WHAT NEEDS TO BE DONE: Below are the records; pull every line that includes "true".

DATA FOR REVIEW:
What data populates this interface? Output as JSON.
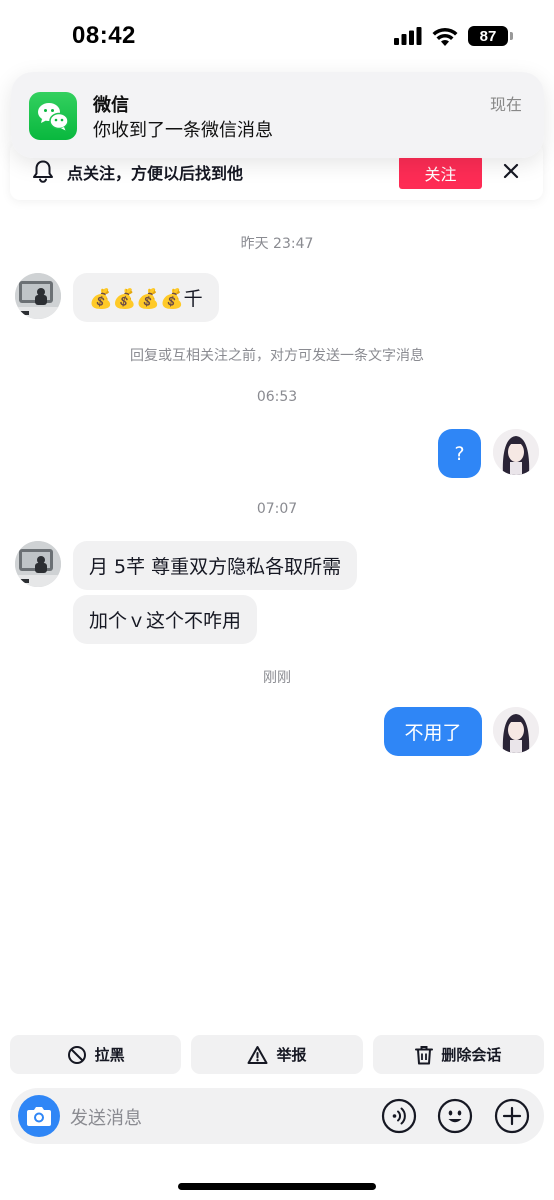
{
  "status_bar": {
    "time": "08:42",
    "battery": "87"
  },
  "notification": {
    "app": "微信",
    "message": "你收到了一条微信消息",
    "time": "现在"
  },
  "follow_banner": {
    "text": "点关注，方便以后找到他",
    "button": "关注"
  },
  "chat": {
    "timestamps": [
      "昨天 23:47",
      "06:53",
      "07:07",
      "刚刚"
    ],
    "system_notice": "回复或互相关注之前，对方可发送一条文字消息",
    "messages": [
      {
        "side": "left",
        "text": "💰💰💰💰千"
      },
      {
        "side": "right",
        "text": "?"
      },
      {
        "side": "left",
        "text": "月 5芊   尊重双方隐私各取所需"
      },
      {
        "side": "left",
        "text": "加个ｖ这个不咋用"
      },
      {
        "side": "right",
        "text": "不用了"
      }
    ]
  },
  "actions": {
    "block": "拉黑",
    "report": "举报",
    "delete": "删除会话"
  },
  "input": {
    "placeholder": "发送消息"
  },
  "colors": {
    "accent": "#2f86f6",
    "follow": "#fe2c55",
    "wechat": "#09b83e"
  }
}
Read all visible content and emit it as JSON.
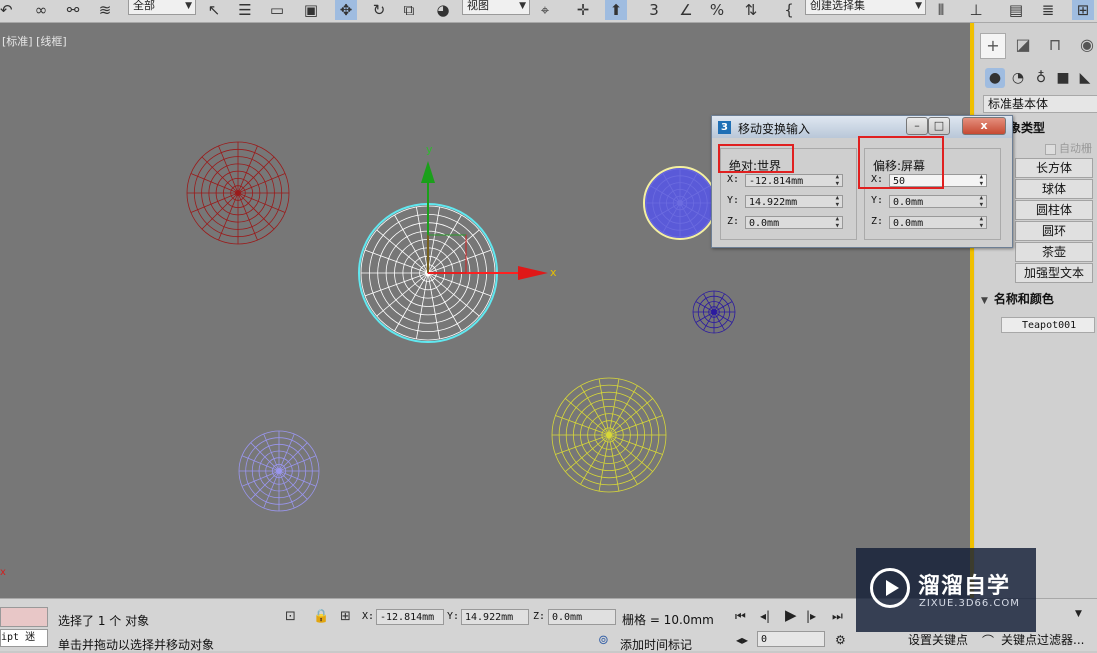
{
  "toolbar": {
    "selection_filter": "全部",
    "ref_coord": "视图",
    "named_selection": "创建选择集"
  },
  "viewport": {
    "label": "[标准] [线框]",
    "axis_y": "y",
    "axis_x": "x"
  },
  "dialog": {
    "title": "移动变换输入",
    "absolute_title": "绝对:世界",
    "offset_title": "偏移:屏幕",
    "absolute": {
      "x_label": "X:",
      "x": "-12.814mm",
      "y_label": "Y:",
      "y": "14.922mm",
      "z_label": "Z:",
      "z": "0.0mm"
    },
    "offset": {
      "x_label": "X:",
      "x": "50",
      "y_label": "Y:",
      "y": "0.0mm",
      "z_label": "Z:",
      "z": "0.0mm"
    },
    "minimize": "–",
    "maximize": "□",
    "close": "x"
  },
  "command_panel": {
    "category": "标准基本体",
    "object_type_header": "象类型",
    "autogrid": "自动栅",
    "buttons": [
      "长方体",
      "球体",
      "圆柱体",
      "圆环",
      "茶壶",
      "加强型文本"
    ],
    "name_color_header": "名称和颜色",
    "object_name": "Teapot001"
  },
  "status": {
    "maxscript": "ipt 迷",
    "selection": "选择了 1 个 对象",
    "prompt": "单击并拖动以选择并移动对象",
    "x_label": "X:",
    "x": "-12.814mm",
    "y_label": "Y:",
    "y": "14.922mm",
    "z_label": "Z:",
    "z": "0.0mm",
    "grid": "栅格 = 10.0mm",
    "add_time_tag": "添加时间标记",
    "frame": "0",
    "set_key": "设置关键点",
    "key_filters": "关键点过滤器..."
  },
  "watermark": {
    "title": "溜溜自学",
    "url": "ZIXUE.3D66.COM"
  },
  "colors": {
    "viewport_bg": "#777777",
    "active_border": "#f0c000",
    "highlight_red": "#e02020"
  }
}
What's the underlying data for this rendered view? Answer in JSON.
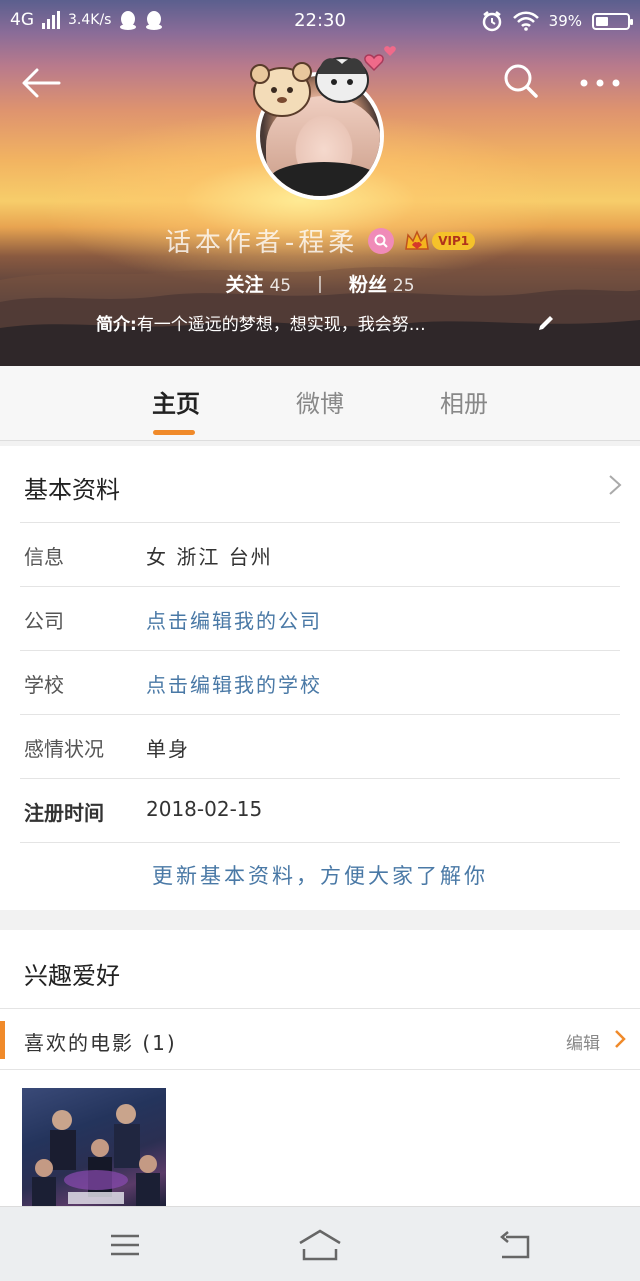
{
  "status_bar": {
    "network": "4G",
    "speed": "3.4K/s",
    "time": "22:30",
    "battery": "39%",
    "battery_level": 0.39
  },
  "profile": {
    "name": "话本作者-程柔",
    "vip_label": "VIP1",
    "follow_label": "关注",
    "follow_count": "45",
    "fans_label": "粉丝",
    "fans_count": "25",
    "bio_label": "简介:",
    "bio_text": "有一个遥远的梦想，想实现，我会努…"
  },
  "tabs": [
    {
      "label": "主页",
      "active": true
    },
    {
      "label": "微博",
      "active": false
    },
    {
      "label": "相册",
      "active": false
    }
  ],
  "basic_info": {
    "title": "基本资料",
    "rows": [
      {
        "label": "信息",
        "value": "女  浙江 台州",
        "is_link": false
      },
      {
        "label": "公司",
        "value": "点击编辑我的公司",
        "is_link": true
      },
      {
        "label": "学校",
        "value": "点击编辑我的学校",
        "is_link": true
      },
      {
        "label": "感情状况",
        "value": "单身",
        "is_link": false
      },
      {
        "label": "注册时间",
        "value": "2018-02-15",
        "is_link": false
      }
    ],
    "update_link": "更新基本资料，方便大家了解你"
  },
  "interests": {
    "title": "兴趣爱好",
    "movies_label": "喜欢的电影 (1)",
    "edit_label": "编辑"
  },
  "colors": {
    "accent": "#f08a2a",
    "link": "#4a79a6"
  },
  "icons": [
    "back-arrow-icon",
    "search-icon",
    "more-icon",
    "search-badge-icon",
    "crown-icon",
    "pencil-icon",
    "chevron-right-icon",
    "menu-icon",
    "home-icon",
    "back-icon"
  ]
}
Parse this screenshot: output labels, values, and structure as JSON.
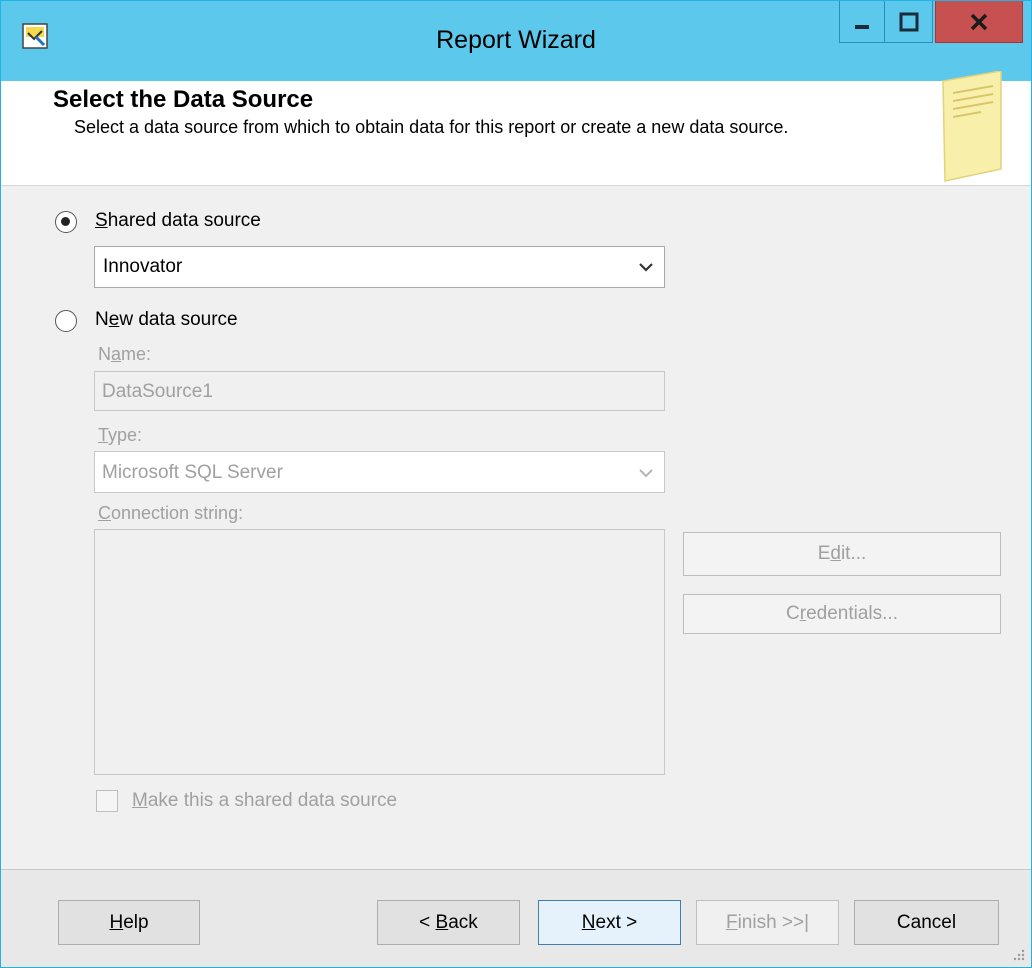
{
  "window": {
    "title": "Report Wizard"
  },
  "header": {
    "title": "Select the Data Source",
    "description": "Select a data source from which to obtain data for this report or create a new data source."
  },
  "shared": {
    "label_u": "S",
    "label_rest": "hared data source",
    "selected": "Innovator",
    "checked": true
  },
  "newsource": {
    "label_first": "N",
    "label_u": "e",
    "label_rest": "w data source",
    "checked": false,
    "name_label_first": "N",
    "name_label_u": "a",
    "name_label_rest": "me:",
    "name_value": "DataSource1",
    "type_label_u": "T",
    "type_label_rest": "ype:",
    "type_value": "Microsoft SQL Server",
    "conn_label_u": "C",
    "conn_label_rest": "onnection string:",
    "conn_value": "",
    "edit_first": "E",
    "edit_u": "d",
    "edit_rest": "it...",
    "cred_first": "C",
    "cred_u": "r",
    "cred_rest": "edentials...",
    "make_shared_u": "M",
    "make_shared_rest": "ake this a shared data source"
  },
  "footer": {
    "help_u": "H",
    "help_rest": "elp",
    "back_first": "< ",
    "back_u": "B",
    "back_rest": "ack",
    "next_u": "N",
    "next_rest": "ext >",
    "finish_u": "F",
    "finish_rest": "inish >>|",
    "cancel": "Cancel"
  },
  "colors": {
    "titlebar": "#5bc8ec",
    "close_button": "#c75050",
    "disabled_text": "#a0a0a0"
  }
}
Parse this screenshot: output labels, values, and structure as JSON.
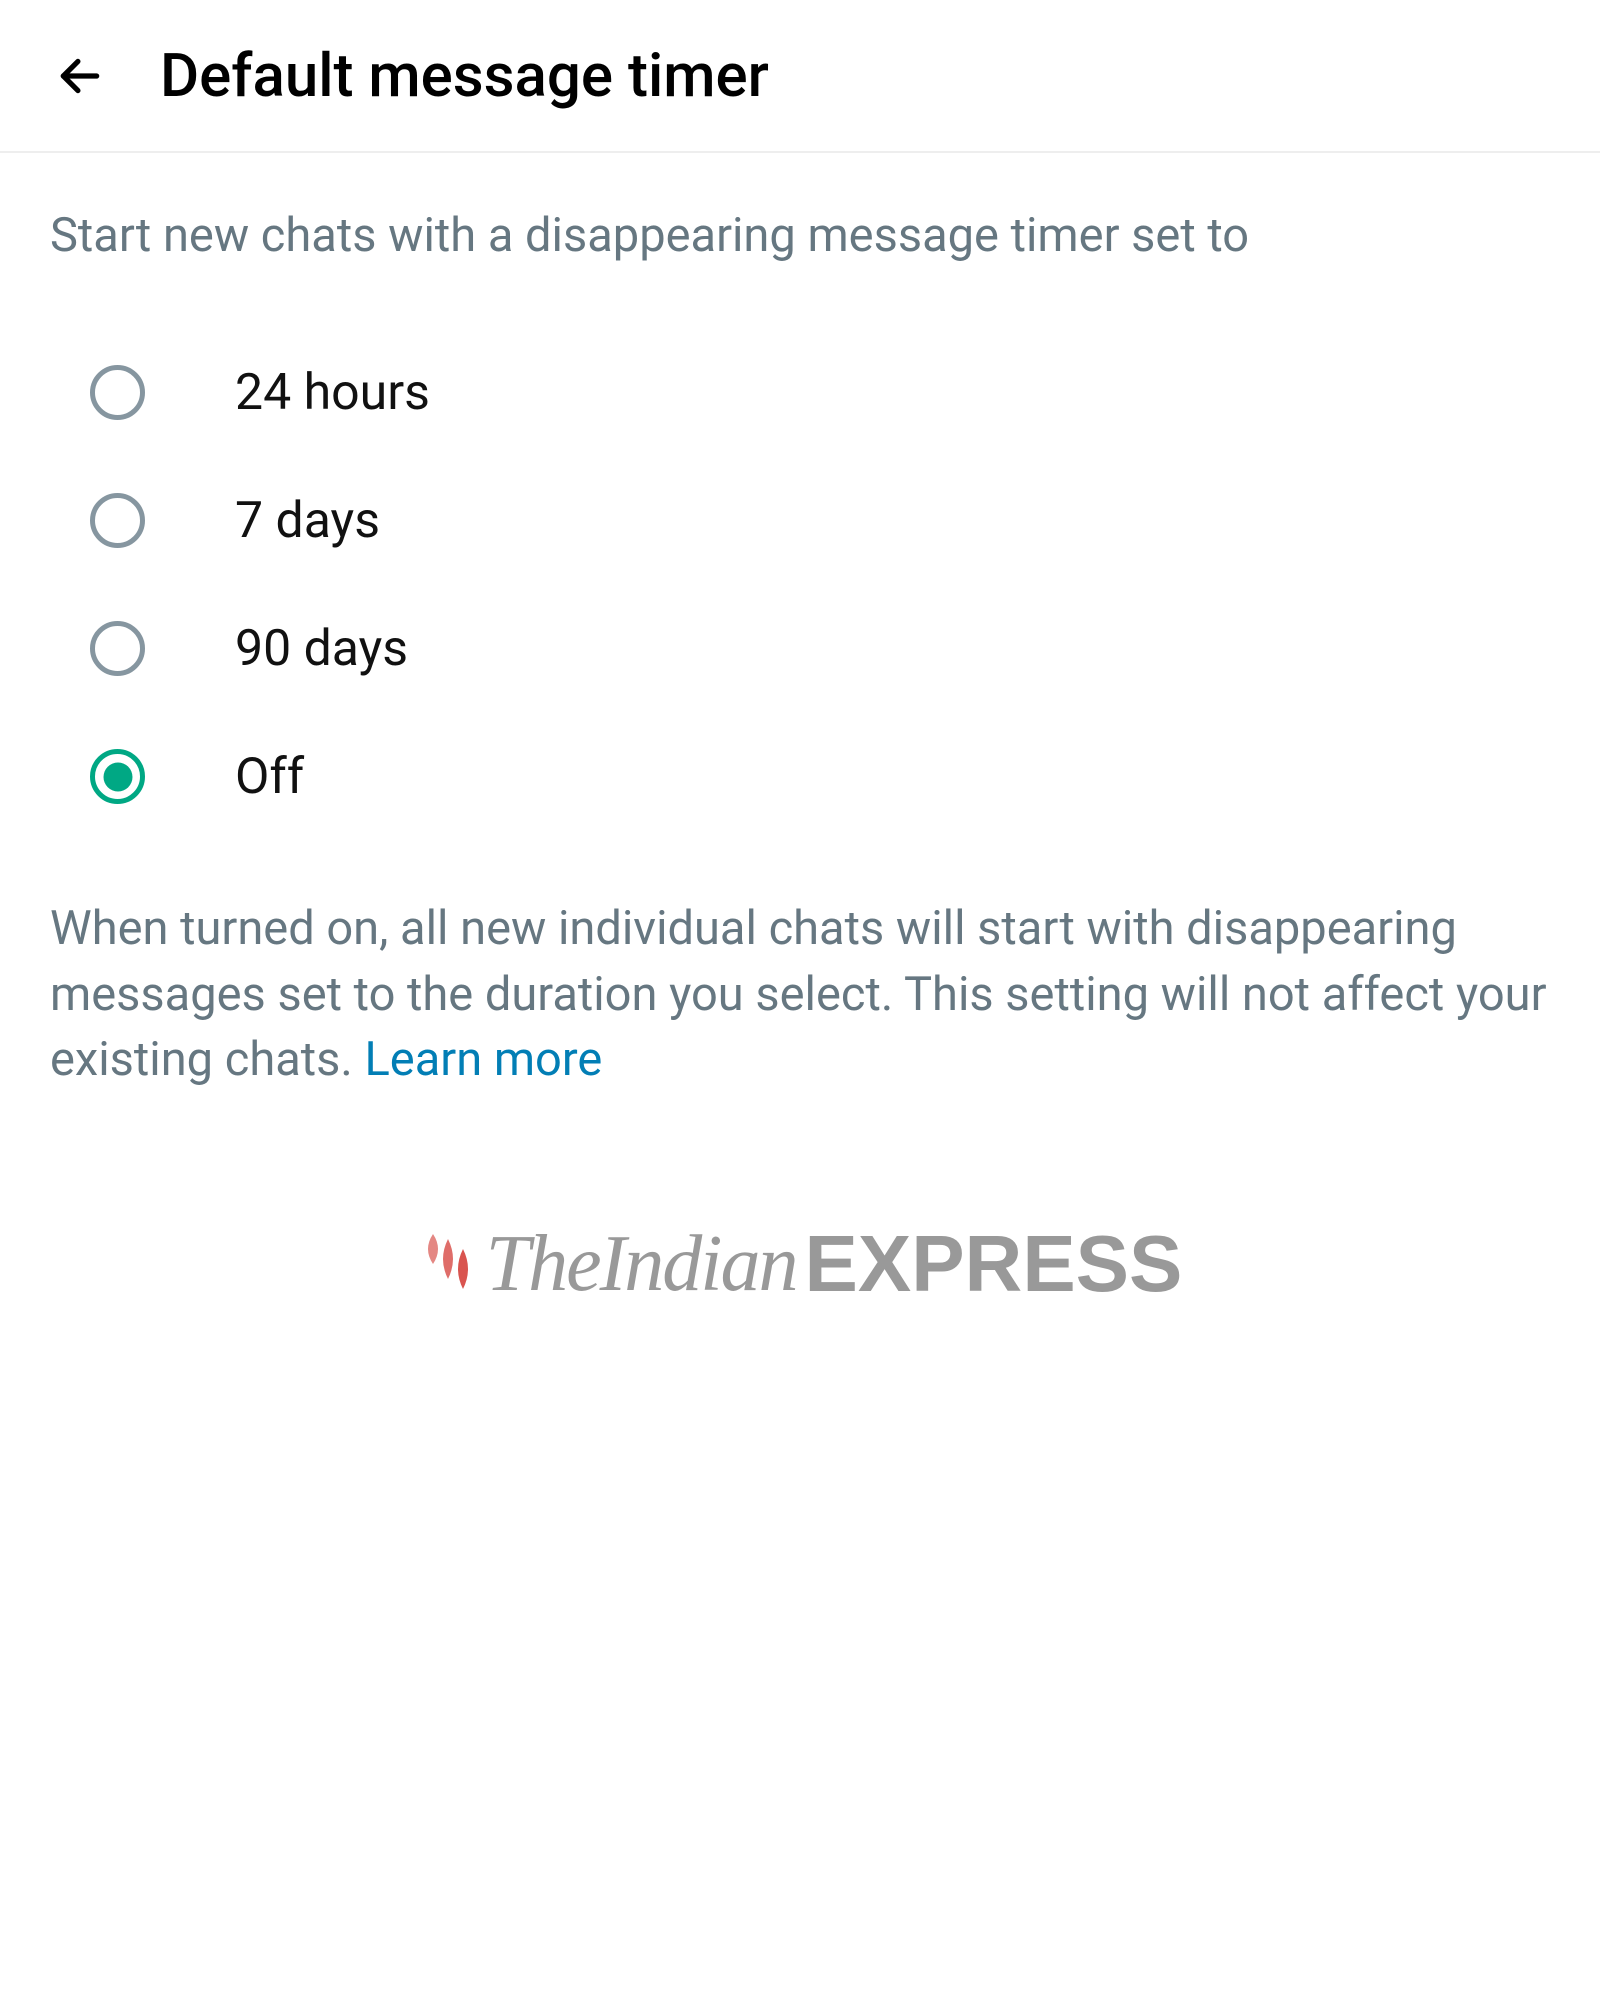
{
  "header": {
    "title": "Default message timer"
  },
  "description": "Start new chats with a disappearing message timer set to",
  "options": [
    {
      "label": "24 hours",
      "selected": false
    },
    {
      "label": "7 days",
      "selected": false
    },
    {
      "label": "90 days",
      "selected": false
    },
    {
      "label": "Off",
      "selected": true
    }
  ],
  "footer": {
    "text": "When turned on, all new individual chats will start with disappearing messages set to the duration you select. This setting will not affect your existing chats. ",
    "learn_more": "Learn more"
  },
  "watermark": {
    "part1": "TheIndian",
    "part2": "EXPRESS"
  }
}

OUTPUT OF THE TASK:
      "active": true
        "is_link": true
        "is_link": true
    "checked": true
      "selected": true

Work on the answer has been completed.